■ Prompt: Which lines of the entries contain the word "Angway"? Please list them.

___ Provided material ___

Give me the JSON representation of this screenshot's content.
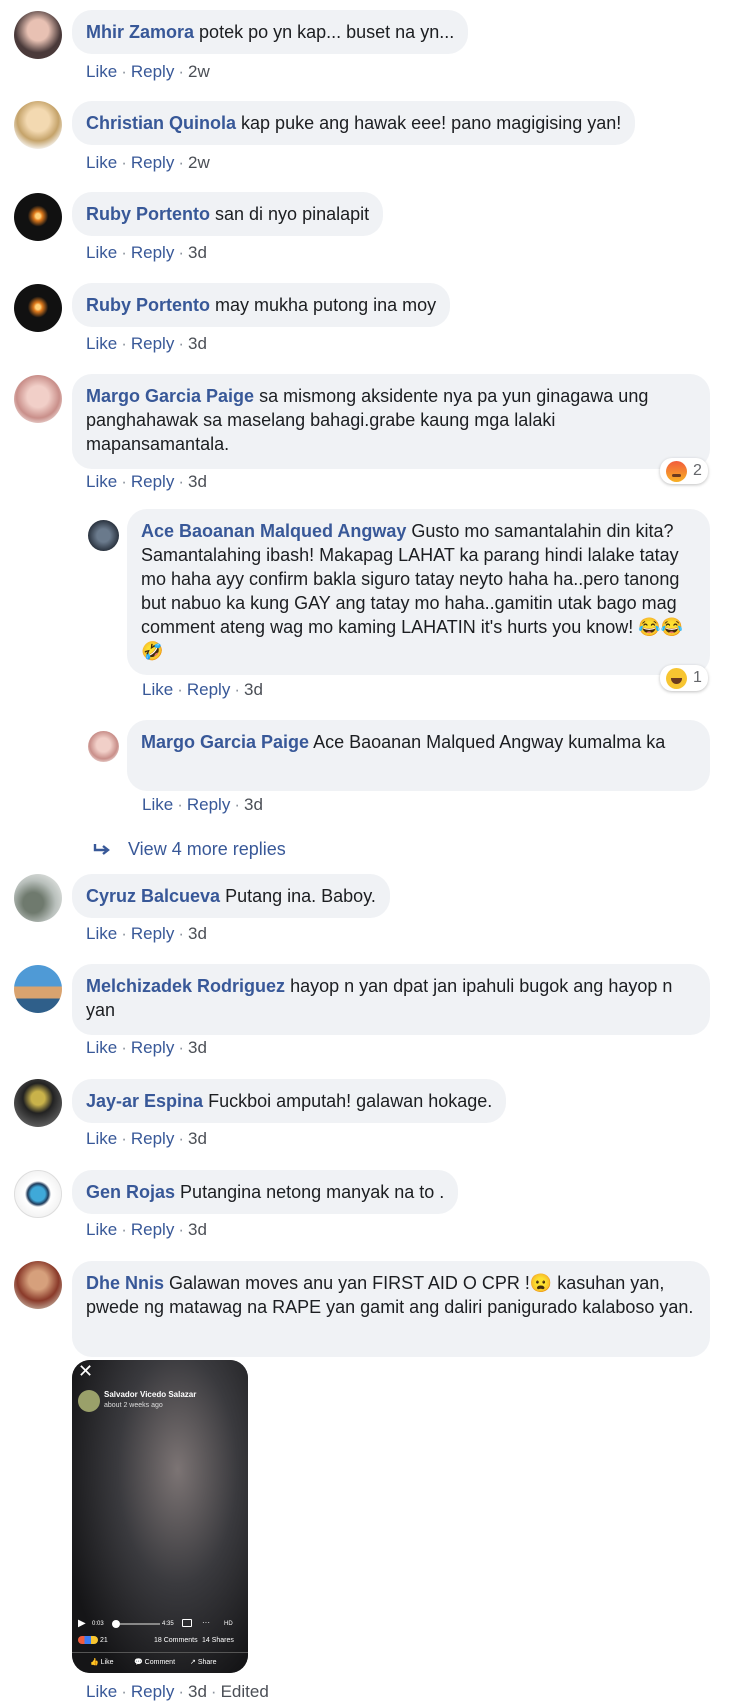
{
  "actions": {
    "like": "Like",
    "reply": "Reply",
    "dot": "·"
  },
  "comments": [
    {
      "author": "Mhir Zamora",
      "text": "potek po yn kap... buset na yn...",
      "time": "2w"
    },
    {
      "author": "Christian Quinola",
      "text": "kap puke ang hawak eee! pano magigising yan!",
      "time": "2w"
    },
    {
      "author": "Ruby Portento",
      "text": "san di nyo pinalapit",
      "time": "3d"
    },
    {
      "author": "Ruby Portento",
      "text": "may mukha putong ina moy",
      "time": "3d"
    },
    {
      "author": "Margo Garcia Paige",
      "text": "sa mismong aksidente nya pa yun ginagawa ung panghahawak sa maselang bahagi.grabe kaung mga lalaki mapansamantala.",
      "time": "3d",
      "reaction_count": "2"
    },
    {
      "author": "Cyruz Balcueva",
      "text": "Putang ina. Baboy.",
      "time": "3d"
    },
    {
      "author": "Melchizadek Rodriguez",
      "text": "hayop n yan dpat jan ipahuli bugok ang hayop n yan",
      "time": "3d"
    },
    {
      "author": "Jay-ar Espina",
      "text": "Fuckboi amputah! galawan hokage.",
      "time": "3d"
    },
    {
      "author": "Gen Rojas",
      "text": "Putangina netong manyak na to .",
      "time": "3d"
    },
    {
      "author": "Dhe Nnis",
      "text": "Galawan moves anu yan FIRST AID O CPR !😦 kasuhan yan, pwede ng matawag na RAPE yan gamit ang daliri panigurado kalaboso yan.",
      "time": "3d",
      "edited": "Edited"
    }
  ],
  "replies": [
    {
      "author": "Ace Baoanan Malqued Angway",
      "text": "Gusto mo samantalahin din kita? Samantalahing ibash! Makapag LAHAT ka parang hindi lalake tatay mo haha ayy confirm bakla siguro tatay neyto haha ha..pero tanong but nabuo ka kung GAY ang tatay mo haha..gamitin utak bago mag comment ateng wag mo kaming LAHATIN it's hurts you know! 😂😂🤣",
      "time": "3d",
      "reaction_count": "1"
    },
    {
      "author": "Margo Garcia Paige",
      "text": "Ace Baoanan Malqued Angway kumalma ka",
      "time": "3d"
    }
  ],
  "view_more": "View 4 more replies",
  "video": {
    "poster_name": "Salvador Vicedo Salazar",
    "poster_time": "about 2 weeks ago",
    "elapsed": "0:03",
    "duration": "4:35",
    "hd": "HD",
    "reactions_count": "21",
    "comments": "18 Comments",
    "shares": "14 Shares",
    "like": "Like",
    "comment": "Comment",
    "share": "Share"
  },
  "icons": {
    "reply_arrow": "reply-arrow-icon",
    "close": "close-icon",
    "play": "play-icon"
  },
  "colors": {
    "author": "#385898",
    "bubble": "#f0f2f5",
    "meta": "#4b4f56"
  }
}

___

■ Reply to the task:
      "author": "Ace Baoanan Malqued Angway",
      "text": "Ace Baoanan Malqued Angway kumalma ka",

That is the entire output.